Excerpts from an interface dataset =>
::::

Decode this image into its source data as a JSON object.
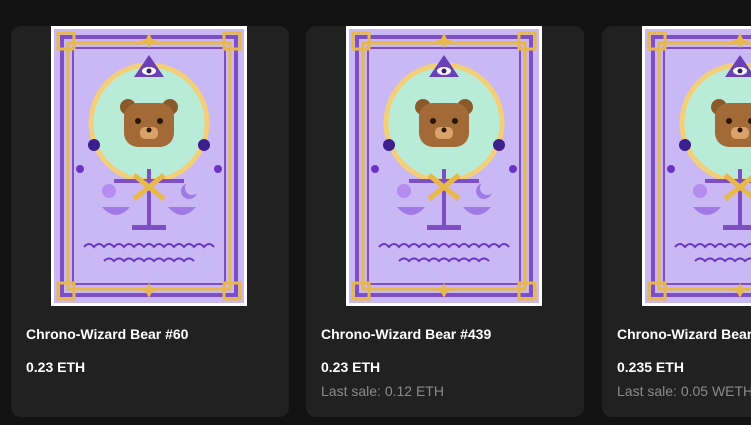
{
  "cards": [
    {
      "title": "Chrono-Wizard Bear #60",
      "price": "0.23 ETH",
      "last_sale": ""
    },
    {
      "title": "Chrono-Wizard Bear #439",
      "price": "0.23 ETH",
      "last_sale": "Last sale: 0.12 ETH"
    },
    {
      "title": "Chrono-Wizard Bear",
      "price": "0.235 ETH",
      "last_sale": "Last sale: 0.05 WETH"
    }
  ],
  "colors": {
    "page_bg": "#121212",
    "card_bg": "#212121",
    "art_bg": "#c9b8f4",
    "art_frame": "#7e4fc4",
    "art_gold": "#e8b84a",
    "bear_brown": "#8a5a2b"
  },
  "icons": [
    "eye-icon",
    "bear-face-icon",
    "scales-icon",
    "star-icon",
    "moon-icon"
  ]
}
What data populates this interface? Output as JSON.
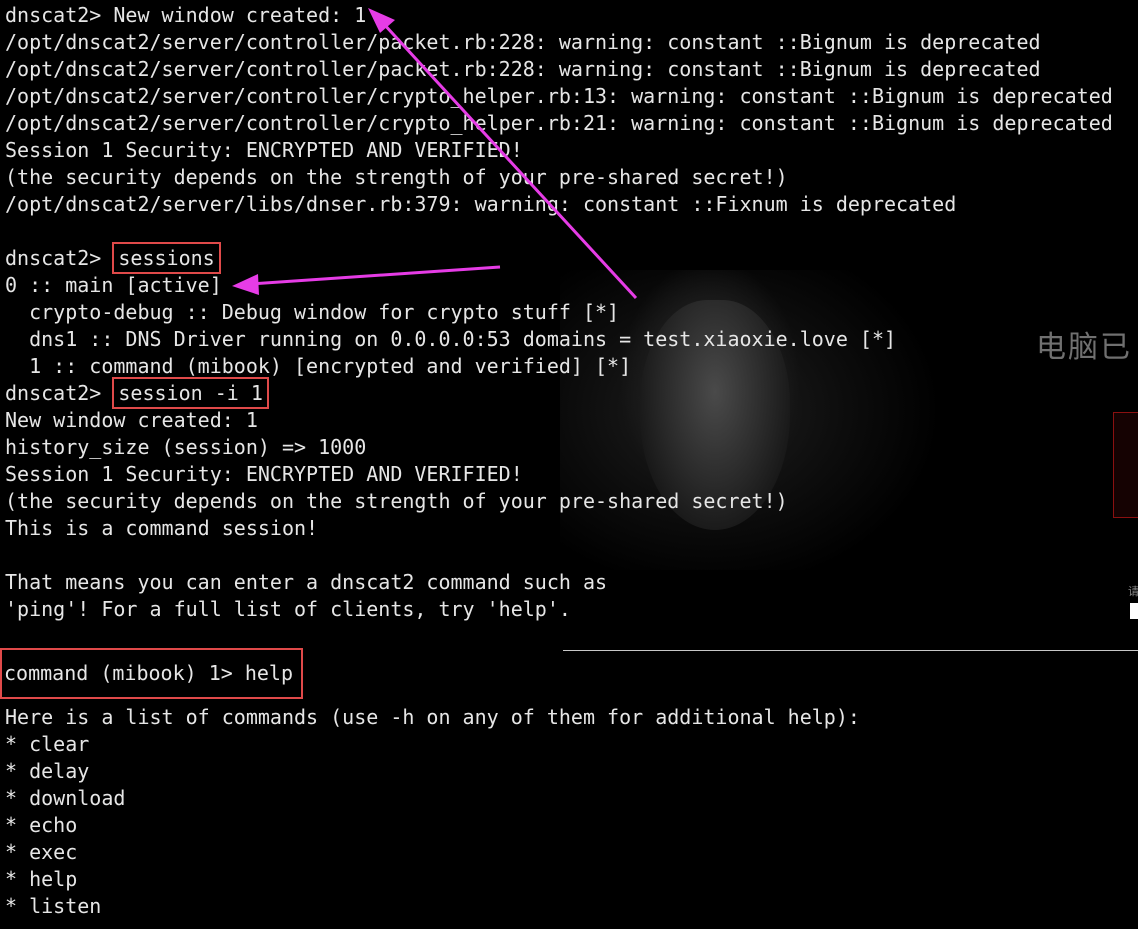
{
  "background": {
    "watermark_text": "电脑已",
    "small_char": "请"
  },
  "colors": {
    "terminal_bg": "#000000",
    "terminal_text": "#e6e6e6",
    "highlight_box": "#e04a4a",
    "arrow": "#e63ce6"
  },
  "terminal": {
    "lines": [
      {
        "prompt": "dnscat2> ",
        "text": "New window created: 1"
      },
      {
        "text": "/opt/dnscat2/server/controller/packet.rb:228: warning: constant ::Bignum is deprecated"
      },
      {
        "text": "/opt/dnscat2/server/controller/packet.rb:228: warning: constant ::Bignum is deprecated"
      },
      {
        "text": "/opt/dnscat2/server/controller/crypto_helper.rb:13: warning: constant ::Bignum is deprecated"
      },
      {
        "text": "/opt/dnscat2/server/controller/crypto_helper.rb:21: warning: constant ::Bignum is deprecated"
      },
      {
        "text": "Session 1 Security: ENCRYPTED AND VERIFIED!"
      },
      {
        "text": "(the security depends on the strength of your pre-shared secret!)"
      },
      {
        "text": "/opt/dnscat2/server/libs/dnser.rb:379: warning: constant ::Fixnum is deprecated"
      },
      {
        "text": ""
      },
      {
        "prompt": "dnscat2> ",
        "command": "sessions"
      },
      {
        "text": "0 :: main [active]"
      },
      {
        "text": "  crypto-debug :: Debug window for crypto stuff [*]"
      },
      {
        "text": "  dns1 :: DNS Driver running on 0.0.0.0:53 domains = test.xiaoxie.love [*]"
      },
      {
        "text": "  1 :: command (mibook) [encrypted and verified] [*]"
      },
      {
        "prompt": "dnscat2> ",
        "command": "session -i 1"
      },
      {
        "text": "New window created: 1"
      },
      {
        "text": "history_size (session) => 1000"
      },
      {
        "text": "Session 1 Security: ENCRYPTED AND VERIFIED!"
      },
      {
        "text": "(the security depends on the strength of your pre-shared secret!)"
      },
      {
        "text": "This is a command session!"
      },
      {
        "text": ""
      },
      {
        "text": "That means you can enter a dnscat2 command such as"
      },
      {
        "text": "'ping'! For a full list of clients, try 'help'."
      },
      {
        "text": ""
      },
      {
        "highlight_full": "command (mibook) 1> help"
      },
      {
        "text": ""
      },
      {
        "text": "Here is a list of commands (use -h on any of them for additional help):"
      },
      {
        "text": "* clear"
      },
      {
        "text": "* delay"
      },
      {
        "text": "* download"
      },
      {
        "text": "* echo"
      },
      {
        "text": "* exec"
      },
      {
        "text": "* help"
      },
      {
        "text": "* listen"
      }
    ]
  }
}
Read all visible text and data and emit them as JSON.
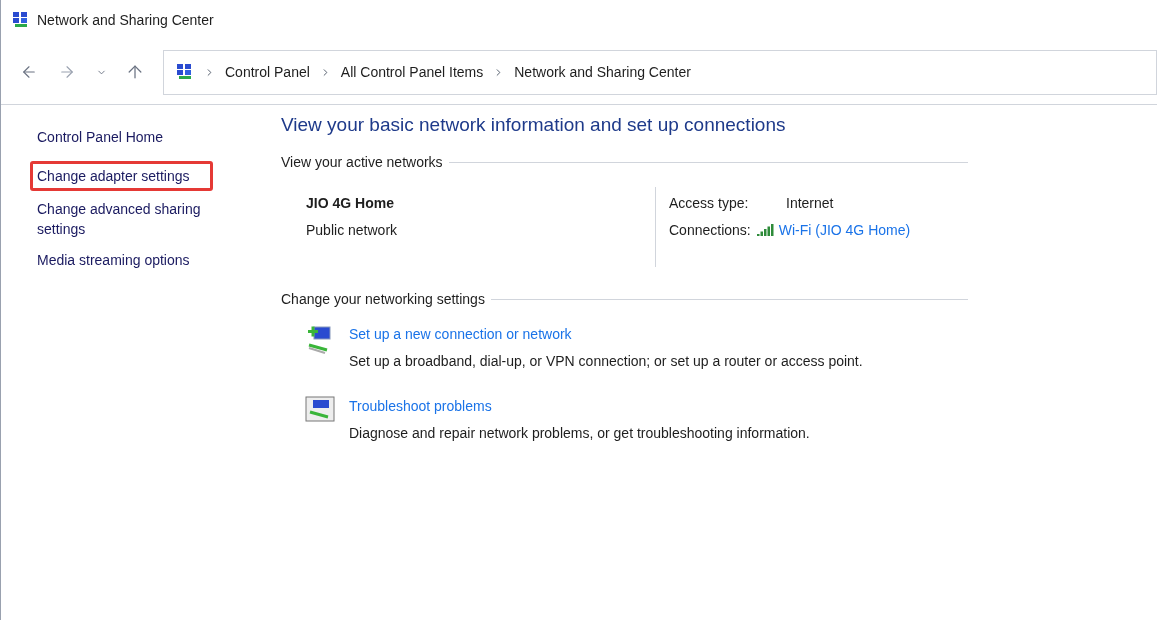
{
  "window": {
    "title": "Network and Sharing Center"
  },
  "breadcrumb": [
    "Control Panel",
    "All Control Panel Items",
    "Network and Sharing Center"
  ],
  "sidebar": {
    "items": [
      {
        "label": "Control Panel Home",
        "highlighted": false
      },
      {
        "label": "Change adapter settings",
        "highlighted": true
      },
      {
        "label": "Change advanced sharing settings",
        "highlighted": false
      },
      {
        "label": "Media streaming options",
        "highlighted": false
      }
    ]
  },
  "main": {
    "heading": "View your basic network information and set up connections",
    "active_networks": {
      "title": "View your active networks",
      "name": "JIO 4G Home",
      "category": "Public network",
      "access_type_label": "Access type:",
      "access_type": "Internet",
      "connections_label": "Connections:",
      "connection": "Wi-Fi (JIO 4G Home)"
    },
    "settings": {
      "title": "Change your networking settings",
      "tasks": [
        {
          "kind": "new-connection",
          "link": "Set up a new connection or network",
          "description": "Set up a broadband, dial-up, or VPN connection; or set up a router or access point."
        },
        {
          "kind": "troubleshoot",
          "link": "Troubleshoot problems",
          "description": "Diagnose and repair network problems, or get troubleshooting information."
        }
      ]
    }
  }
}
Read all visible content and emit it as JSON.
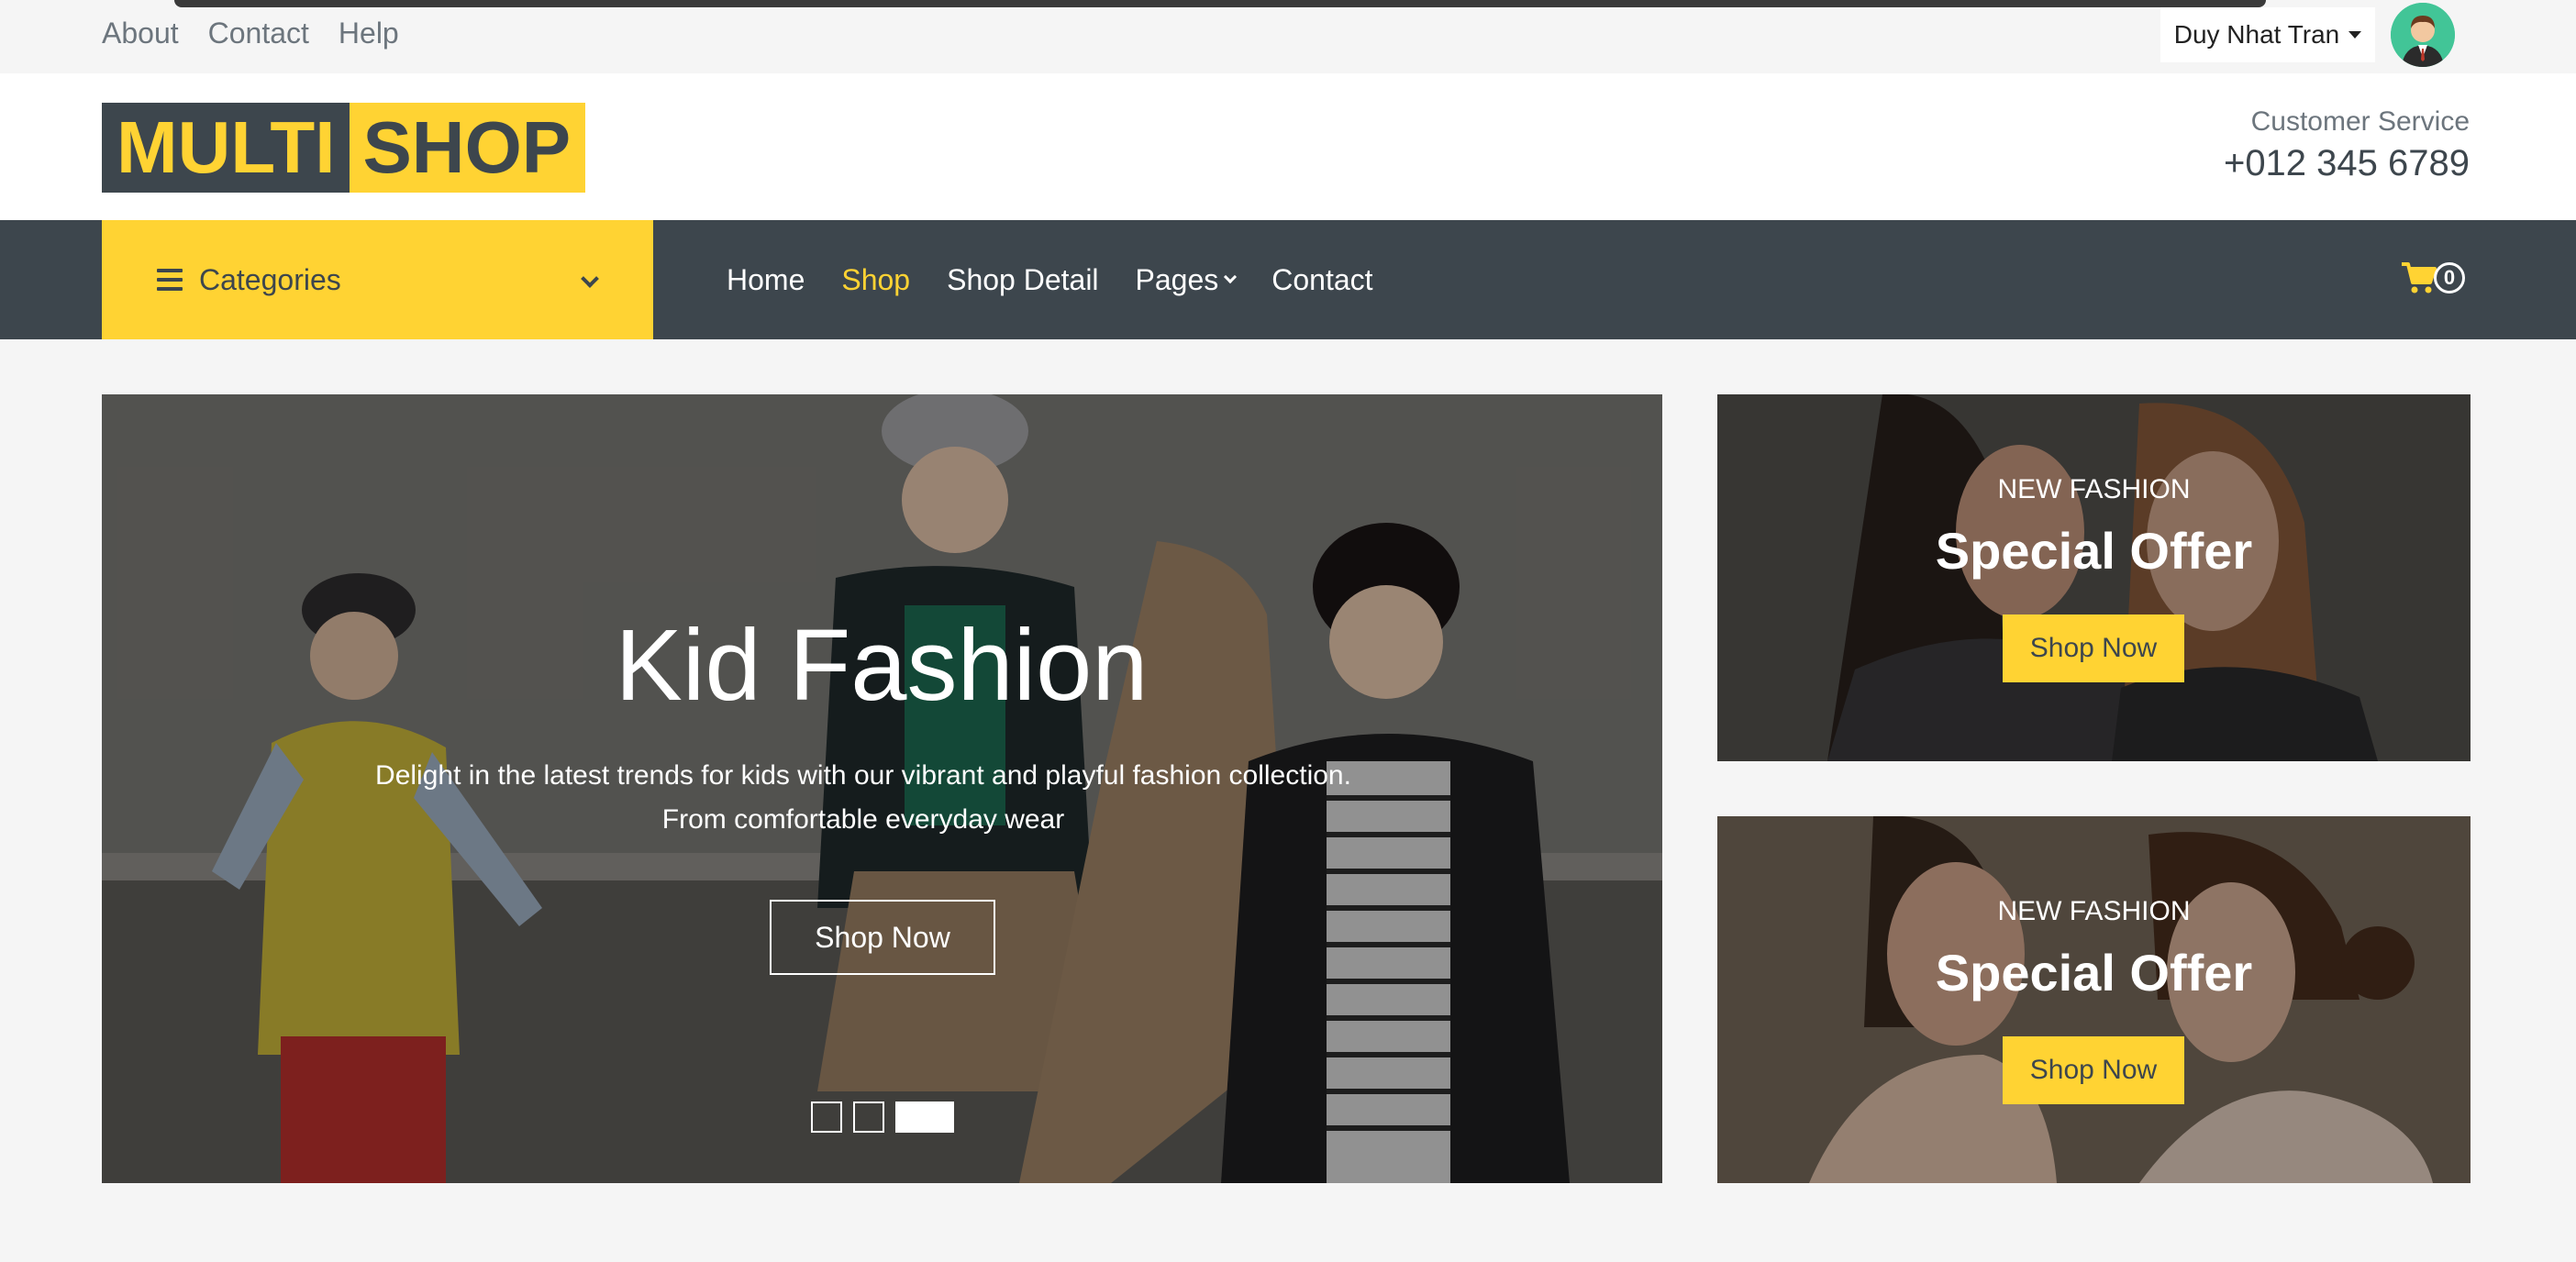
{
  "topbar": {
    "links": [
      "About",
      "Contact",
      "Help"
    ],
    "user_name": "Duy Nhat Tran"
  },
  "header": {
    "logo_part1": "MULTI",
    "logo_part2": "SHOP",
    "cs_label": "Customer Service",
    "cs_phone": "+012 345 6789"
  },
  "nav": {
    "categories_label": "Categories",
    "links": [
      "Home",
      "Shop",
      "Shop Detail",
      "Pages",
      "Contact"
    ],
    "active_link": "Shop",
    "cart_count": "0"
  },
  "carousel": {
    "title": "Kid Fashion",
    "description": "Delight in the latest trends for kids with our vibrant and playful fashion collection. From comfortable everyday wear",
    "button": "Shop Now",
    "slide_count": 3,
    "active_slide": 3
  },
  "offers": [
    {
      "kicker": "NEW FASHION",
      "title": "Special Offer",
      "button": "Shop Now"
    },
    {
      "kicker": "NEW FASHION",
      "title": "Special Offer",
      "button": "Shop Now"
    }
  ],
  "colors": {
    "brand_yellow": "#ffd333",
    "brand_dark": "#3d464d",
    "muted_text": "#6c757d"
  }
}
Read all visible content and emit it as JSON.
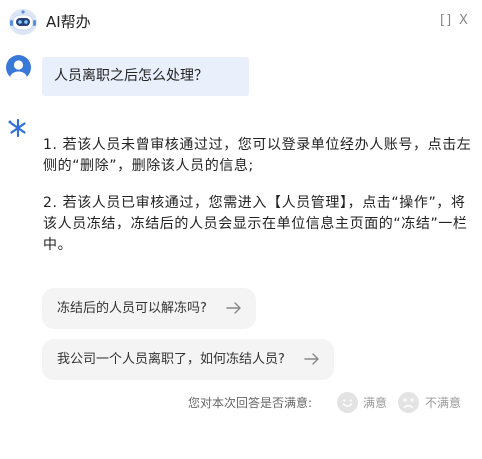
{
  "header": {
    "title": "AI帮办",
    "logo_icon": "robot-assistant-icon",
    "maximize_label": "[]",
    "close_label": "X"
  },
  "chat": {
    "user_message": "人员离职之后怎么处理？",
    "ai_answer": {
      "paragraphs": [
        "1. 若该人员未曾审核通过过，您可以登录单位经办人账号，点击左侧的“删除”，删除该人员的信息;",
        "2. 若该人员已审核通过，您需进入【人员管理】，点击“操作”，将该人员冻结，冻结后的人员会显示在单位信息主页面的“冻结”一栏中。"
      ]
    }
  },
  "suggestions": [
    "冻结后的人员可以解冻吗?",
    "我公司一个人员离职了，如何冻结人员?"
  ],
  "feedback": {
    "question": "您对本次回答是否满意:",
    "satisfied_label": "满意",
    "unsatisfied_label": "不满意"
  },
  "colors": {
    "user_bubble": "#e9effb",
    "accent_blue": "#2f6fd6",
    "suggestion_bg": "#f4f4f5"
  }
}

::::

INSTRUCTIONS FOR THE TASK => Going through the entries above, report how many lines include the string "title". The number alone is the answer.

REPLY => 10